Visit Luxembourg Palace, which is also called the Palais du Luxembourg in French, was once a magnificent castle in Paris, France. It is now a museum. The Fifth Republic French Senate has met here for more than fifty years. The Medici family later obtained the palace after Marie de' Medici took possession of it in 1612. The idea was inspired by the renowned architecture of Florence. The structure is frequently contrasted with the considerably bigger Palazzo Pitti, the location of Queen Marie's 1575 birth. Luxembourg was left to Gaston, Duke of Orleans, by Marie, the Duchess of Orléans, in 1642.
Even though its name had not yet been coined, he referred to it as the Palace of Orleans. Upon the death of Gaston, his widow, Marguerite of Lorraine, received ownership of the royal residence. La Grande Mademoiselle, his oldest daughter from his first marriage, became the new owner of the title.
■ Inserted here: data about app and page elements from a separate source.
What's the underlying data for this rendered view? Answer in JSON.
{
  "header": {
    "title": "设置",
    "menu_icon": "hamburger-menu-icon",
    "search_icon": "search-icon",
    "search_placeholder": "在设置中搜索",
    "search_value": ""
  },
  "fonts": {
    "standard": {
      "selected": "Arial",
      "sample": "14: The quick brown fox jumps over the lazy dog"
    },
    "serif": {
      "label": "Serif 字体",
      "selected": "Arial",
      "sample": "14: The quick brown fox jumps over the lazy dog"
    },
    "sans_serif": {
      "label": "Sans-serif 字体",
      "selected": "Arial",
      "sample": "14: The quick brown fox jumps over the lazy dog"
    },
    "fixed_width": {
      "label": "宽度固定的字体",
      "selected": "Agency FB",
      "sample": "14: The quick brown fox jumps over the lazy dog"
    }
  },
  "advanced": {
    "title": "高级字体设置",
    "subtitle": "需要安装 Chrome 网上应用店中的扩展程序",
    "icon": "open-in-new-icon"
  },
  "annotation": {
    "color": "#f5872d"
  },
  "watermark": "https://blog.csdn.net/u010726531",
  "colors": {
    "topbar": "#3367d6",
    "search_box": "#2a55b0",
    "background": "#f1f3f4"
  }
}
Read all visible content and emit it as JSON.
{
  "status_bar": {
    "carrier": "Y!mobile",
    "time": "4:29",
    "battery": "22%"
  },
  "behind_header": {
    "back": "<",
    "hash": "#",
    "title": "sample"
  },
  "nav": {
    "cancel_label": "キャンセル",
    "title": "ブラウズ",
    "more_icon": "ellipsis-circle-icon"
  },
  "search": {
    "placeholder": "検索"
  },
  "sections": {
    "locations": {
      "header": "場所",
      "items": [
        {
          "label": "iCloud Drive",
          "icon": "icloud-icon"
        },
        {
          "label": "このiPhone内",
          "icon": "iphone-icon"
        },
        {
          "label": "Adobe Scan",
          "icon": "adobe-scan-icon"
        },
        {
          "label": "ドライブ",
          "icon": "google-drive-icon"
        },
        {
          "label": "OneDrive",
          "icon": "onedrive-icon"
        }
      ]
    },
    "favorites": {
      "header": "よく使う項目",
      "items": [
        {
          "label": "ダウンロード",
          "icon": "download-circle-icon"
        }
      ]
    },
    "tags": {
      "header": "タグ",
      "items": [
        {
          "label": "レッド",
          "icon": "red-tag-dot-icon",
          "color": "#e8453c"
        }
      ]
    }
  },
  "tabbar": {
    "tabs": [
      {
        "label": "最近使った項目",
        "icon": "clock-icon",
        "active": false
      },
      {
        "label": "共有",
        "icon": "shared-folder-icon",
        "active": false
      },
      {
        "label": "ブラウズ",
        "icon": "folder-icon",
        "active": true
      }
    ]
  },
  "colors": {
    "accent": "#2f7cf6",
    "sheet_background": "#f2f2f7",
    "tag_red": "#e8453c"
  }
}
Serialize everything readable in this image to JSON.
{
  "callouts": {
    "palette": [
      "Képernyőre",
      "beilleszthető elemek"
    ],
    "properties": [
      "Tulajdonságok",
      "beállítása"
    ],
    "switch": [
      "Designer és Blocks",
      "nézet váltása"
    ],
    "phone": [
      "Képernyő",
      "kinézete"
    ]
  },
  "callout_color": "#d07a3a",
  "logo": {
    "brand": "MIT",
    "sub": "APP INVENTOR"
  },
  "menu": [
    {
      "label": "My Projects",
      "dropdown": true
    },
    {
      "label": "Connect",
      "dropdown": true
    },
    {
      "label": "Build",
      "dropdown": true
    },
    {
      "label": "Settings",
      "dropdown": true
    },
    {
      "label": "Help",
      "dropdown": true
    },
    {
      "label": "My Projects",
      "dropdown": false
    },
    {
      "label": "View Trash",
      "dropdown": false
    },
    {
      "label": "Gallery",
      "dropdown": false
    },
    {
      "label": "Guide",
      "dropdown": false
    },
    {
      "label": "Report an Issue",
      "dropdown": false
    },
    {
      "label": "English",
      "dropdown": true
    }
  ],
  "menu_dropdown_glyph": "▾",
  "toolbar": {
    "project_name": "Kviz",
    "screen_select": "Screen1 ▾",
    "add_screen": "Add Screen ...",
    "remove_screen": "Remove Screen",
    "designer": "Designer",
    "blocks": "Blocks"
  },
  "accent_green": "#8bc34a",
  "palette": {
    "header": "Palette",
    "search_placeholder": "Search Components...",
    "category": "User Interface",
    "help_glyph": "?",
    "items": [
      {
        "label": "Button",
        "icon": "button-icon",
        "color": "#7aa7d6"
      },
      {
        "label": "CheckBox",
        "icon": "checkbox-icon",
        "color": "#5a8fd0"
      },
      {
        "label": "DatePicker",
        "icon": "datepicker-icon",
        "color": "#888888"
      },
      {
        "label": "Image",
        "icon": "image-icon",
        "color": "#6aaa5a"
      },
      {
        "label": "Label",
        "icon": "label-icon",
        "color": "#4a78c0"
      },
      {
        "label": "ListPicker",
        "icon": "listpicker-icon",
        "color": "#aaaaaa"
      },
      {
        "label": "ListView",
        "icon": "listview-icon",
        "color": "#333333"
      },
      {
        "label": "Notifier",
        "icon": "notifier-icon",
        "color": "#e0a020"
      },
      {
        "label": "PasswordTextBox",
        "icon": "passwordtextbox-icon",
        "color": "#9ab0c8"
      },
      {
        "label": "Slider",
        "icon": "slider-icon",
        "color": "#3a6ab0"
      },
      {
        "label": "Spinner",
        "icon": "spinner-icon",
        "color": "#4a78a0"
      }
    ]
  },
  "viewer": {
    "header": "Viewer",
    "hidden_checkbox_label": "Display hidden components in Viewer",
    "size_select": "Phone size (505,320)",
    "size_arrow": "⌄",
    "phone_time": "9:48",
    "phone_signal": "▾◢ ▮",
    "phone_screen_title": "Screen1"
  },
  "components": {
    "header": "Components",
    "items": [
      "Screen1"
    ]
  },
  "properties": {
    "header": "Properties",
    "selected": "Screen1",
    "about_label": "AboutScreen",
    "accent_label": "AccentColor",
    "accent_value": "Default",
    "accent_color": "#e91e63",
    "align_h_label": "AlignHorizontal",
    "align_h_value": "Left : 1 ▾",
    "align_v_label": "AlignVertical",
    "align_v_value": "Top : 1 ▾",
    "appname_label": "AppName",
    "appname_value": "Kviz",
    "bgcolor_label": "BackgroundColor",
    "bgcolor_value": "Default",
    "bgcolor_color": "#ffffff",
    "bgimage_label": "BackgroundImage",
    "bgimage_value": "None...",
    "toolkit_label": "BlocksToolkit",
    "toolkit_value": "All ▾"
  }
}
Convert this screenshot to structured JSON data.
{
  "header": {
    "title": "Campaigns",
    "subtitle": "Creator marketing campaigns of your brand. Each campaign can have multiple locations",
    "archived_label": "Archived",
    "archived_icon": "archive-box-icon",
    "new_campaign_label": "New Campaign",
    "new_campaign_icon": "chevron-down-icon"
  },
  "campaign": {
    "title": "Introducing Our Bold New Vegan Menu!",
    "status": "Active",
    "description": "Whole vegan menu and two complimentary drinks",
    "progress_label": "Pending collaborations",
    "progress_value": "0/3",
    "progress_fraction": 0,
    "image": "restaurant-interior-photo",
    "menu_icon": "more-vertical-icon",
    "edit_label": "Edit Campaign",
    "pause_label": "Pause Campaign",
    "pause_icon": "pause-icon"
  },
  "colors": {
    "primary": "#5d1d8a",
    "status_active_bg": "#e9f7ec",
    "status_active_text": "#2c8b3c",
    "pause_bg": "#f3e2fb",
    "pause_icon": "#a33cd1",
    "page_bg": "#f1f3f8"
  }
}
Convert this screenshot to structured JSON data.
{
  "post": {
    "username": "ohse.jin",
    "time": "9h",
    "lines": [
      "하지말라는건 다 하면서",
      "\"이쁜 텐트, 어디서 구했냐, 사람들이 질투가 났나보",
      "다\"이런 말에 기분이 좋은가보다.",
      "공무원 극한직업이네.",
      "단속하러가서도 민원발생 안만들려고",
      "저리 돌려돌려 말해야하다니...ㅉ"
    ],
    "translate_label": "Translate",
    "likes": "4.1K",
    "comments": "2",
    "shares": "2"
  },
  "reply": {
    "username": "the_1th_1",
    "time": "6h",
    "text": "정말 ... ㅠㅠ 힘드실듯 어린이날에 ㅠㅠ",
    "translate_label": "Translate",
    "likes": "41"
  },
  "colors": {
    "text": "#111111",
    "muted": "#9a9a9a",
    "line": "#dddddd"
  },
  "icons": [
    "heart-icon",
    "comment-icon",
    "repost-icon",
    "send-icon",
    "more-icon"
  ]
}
Anne de Montpensier, Duchess of Guise, gifted Luxembourg to heluxr younger stepsister, Elisabeth Marguerite Orléans, Duchess of Guise, in the year 1660. So, in 1694, the Duchess offered it to her cousin, King Louis XIV, as a gift. He gave it to the Duchess of Berry in 1717 as a gift from Philippe, Duke of Orléans, Regent of France.
Marie de' Medici, the widow of Henry IV, received Louis XIII's care after his passing in 1610. As she rose to popularity, she picked the Duc de Piney, a new hotel particulier owned by François de Luxembourg, now known as the Petit Luxembourg and housing the president of the French Senate. As the interior work went on, Catherine de' Medici moved into her new home in 1625. When her son Louis XIII was in town, the Queen was given exclusive use of the western and easternmost suites in the right wing.
Jean Chalgrin converted the palace into a legislative structure between 1799 and 1805. As per the Luxembourg Palace history, he removed the chapel honoring Marie de Médicis on the corps de logis' garden side in addition to the escalier d'honneur to make room for a Senate Chamber on the second floor. Chalgrin enclosed the terraces on either side to make room for the library. A stunning neoclassical escalier d'honneur with an Ionic column and a barrel-vaulted ceiling replaced the long gallery where Rubens' cycle of paintings had previously been displayed.
The Luxembourg gardens, which are part of the palace, are among Paris's most exquisite. A formal garden and an English garden are part of the 24 hectares of public parkland. An oval pond surrounds the French Gardens, which are set amid gorgeous surroundings. Every year, new themes and flower colors enhance the flowerbeds. A southern-facing experimental orchard replaces the romantic English-style gardens that extend to the west.
One of the park's most well-known features is the Fontaine Medicis, which Salomon de Brosse created in 1634. The majority of the sculpture and decorative components of the fountain were gone by the middle of the 1750s. Indeed, by fastening the fountain's anchoring bolts to the Fontaine de Leda, which was already in place, architect Gisors moved the fountain to its current placement. The area is divided into three alcoves by four columns, one on either side of the Medici coat of arms on the massive façade of the fountain.
Marie de Médicis ordered a replica of Florence's Palazzo Pitti for the Luxembourg Palace architecture. Marie de Médicis, the mother of Louis XIII, ordered the construction of the palace. Clément Metézeau was dispatched to Florence by architect Salomon de Brosse to gather drawings for a structure that would imitate the Palazzo Pitti. The Palais Médicis, which bears her name, was erected after Marie de Médicis acquired the land in 1612. Even though it was her most ambitious creative project, the Salle du Livre d'Or in Paris, where she worked, only has a few of the reconstructed architectural parts left today. The paintings she ordered and specified her preferences for through her agents and advisors are kept in museums all around the world.
75006 Paris, France, Luxembourg Gardens, (Europe).
You can visit Luxembourg Palace which opens between 7.30am and 8.15am, and closes between 4.30pm and 9.30pm.
Puppets, rides, and slides are just a few of the many options available to families with young children. Even if you're neither a local nor a tourist, you can play chess, tennis, bridge, or remote-control boats with adults. Free photo exhibits on the garden railings and concerts at the bandstand highlight the cultural offerings.